**** MATERIAL PROVIDED

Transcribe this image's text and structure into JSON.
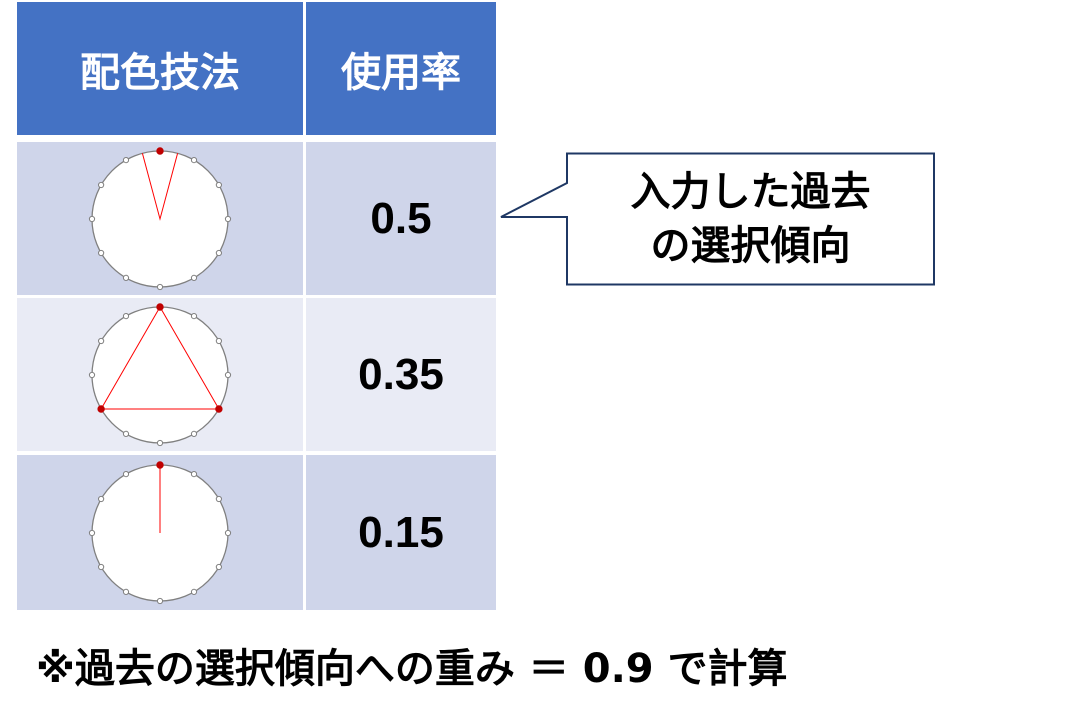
{
  "table": {
    "headers": {
      "method": "配色技法",
      "usage_rate": "使用率"
    },
    "rows": [
      {
        "wheel_icon": "analogous-color-wheel-icon",
        "usage_rate": "0.5"
      },
      {
        "wheel_icon": "triad-color-wheel-icon",
        "usage_rate": "0.35"
      },
      {
        "wheel_icon": "monochrome-color-wheel-icon",
        "usage_rate": "0.15"
      }
    ]
  },
  "callout": {
    "line1": "入力した過去",
    "line2": "の選択傾向"
  },
  "footnote": "※過去の選択傾向への重み ＝ 0.9 で計算",
  "colors": {
    "header_bg": "#4472c4",
    "row_dark": "#cfd5ea",
    "row_light": "#e9ebf5",
    "marker": "#c00000",
    "line": "#ff0000"
  }
}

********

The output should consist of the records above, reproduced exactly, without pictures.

* _TASK RESULT_
Transcribe this image's text and structure into JSON.
{
  "table": {
    "headers": {
      "method": "配色技法",
      "usage_rate": "使用率"
    },
    "rows": [
      {
        "wheel_icon": "analogous-color-wheel-icon",
        "usage_rate": "0.5"
      },
      {
        "wheel_icon": "triad-color-wheel-icon",
        "usage_rate": "0.35"
      },
      {
        "wheel_icon": "monochrome-color-wheel-icon",
        "usage_rate": "0.15"
      }
    ]
  },
  "callout": {
    "line1": "入力した過去",
    "line2": "の選択傾向"
  },
  "footnote": "※過去の選択傾向への重み ＝ 0.9 で計算",
  "colors": {
    "header_bg": "#4472c4",
    "row_dark": "#cfd5ea",
    "row_light": "#e9ebf5",
    "marker": "#c00000",
    "line": "#ff0000"
  }
}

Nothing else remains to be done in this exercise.